The thought behind the distribution of the stimulus funds is really no more sophisticated than a simple population pro rata.

The other interesting pattern that occurred is that the richest states are clustered among those receiving the higher rates of funds distribution, and the poorer states are clustered among those receiving the lowest (wealth being measured as reported at CNN). However, the clustering is not strong enough to warrant the claims of another recent article by Fox News that indeed richer states are being paid at a disproportionately higher rate.


Blue states are the poorest states, and red states are the richest.


This, combined with the USA Today article lead me to conclude the following. Except for DC, the Obama administration is following the pattern they described. (We might want to ask what kind of jobs are being saved or even created in DC. The answer is, of course, more bureaucrats.) Richer states are more industrialized states. Industrialized states are more urban. Urban populations disproportionately tend to vote for more interventionist/socialist policy makers. So what we’re seeing is not so much a direct nefarious attempt at political repayment as much as we’re see the self-selecting and compounding effects of interventionist policies securing interventionist representation. It represents the mechanism by which votes are bought on a large scale over time.

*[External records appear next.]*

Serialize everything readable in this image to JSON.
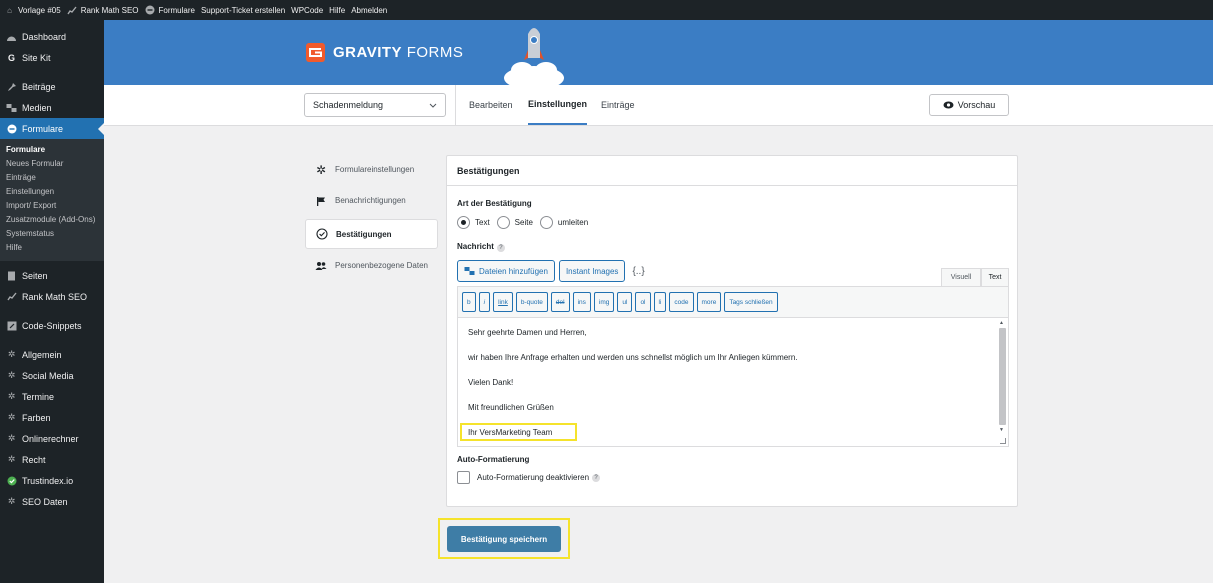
{
  "adminbar": {
    "items": [
      {
        "label": "Vorlage #05",
        "icon": "home-icon"
      },
      {
        "label": "Rank Math SEO",
        "icon": "rank-math-icon"
      },
      {
        "label": "Formulare",
        "icon": "gravity-forms-icon"
      },
      {
        "label": "Support-Ticket erstellen"
      },
      {
        "label": "WPCode"
      },
      {
        "label": "Hilfe"
      },
      {
        "label": "Abmelden"
      }
    ]
  },
  "sidebar": {
    "top_items": [
      {
        "label": "Dashboard",
        "icon": "dashboard-icon"
      },
      {
        "label": "Site Kit",
        "icon": "google-g-icon"
      },
      {
        "label": "Beiträge",
        "icon": "pin-icon"
      },
      {
        "label": "Medien",
        "icon": "media-icon"
      },
      {
        "label": "Formulare",
        "icon": "gravity-forms-icon"
      }
    ],
    "submenu": [
      "Formulare",
      "Neues Formular",
      "Einträge",
      "Einstellungen",
      "Import/ Export",
      "Zusatzmodule (Add-Ons)",
      "Systemstatus",
      "Hilfe"
    ],
    "bottom_items": [
      {
        "label": "Seiten",
        "icon": "page-icon"
      },
      {
        "label": "Rank Math SEO",
        "icon": "rank-math-icon"
      },
      {
        "label": "Code-Snippets",
        "icon": "code-icon"
      },
      {
        "label": "Allgemein",
        "icon": "gear-icon"
      },
      {
        "label": "Social Media",
        "icon": "gear-icon"
      },
      {
        "label": "Termine",
        "icon": "gear-icon"
      },
      {
        "label": "Farben",
        "icon": "gear-icon"
      },
      {
        "label": "Onlinerechner",
        "icon": "gear-icon"
      },
      {
        "label": "Recht",
        "icon": "gear-icon"
      },
      {
        "label": "Trustindex.io",
        "icon": "check-circle-icon"
      },
      {
        "label": "SEO Daten",
        "icon": "gear-icon"
      }
    ]
  },
  "header": {
    "logo_bold": "GRAVITY",
    "logo_light": " FORMS"
  },
  "toolbar": {
    "form_select_value": "Schadenmeldung",
    "tabs": [
      "Bearbeiten",
      "Einstellungen",
      "Einträge"
    ],
    "active_tab": "Einstellungen",
    "preview_label": "Vorschau"
  },
  "settings_nav": {
    "items": [
      {
        "label": "Formulareinstellungen",
        "icon": "gear-icon"
      },
      {
        "label": "Benachrichtigungen",
        "icon": "flag-icon"
      },
      {
        "label": "Bestätigungen",
        "icon": "check-circle-icon"
      },
      {
        "label": "Personenbezogene Daten",
        "icon": "users-icon"
      }
    ]
  },
  "panel": {
    "title": "Bestätigungen",
    "type_label": "Art der Bestätigung",
    "type_options": [
      "Text",
      "Seite",
      "umleiten"
    ],
    "type_selected": "Text",
    "message_label": "Nachricht",
    "help": "?",
    "add_media_label": "Dateien hinzufügen",
    "instant_images_label": "Instant Images",
    "merge_tag": "{..}",
    "editor_tabs": [
      "Visuell",
      "Text"
    ],
    "editor_active_tab": "Text",
    "quicktags": [
      "b",
      "i",
      "link",
      "b-quote",
      "del",
      "ins",
      "img",
      "ul",
      "ol",
      "li",
      "code",
      "more",
      "Tags schließen"
    ],
    "message_lines": [
      "Sehr geehrte Damen und Herren,",
      "wir haben Ihre Anfrage erhalten und werden uns schnellst möglich um Ihr Anliegen kümmern.",
      "Vielen Dank!",
      "Mit freundlichen Grüßen",
      "Ihr VersMarketing Team"
    ],
    "autoformat_label": "Auto-Formatierung",
    "autoformat_checkbox_label": "Auto-Formatierung deaktivieren",
    "autoformat_checked": false
  },
  "save_button_label": "Bestätigung speichern",
  "colors": {
    "wp_blue": "#2271b1",
    "gf_header": "#3b7dc4",
    "gf_orange": "#f15a2b",
    "highlight": "#f5e32b"
  }
}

It also demonstrates that the poorer among us are not being lifted up at a higher rate by these direct interventionist activities. It has long been noted that interventionist/socialist programs do not benefit the people they claim to benefit. I wouldn’t use this analysis as proof to support that claim, but it does fit into the postulated pattern.

Finally, I have to say that I was really shocked at just how linear the distribution of funds is. I suspected that the description at Recovery for the rationale for disbursements was rough. I expected to see less correlation. Now, if the Obama administration had a econometric model that identified population as the key driving variable for stimulative effects related to employment, I could understand that. But they did not have any such empirically based model. Regardless, they forcefully asserted that their efforts would have the direct causal effects they sought. If we do believe that stimulus has causal effects, the effects were demonstrated to be embarrassingly strongly inverse, at least up this point; that is, if you believe the correlation is due to some underlying causal mechanism, even if it is the opposite of what the Obama administration postulated and forcefully advocated.

I don’t believe there is a causal relationship, direct or inverse, to the current stimulus efforts to recovery. I think the stimulus money has been absorbed more or less by state governments and dissipated in the oh so efficient way that governments work, and in parallel, the economic forces at work shed labor at a much higher rate than anyone anticipated would happen. In fact, the evidence is that the time rate at which the economy has produced unemployment is the fastest in this country’s recorded history.

Ultimately, the Recovery.Gov figures are less about jobs saved and more about the way money is redistributed (i.e., embarrassingly simplistic), nothing more.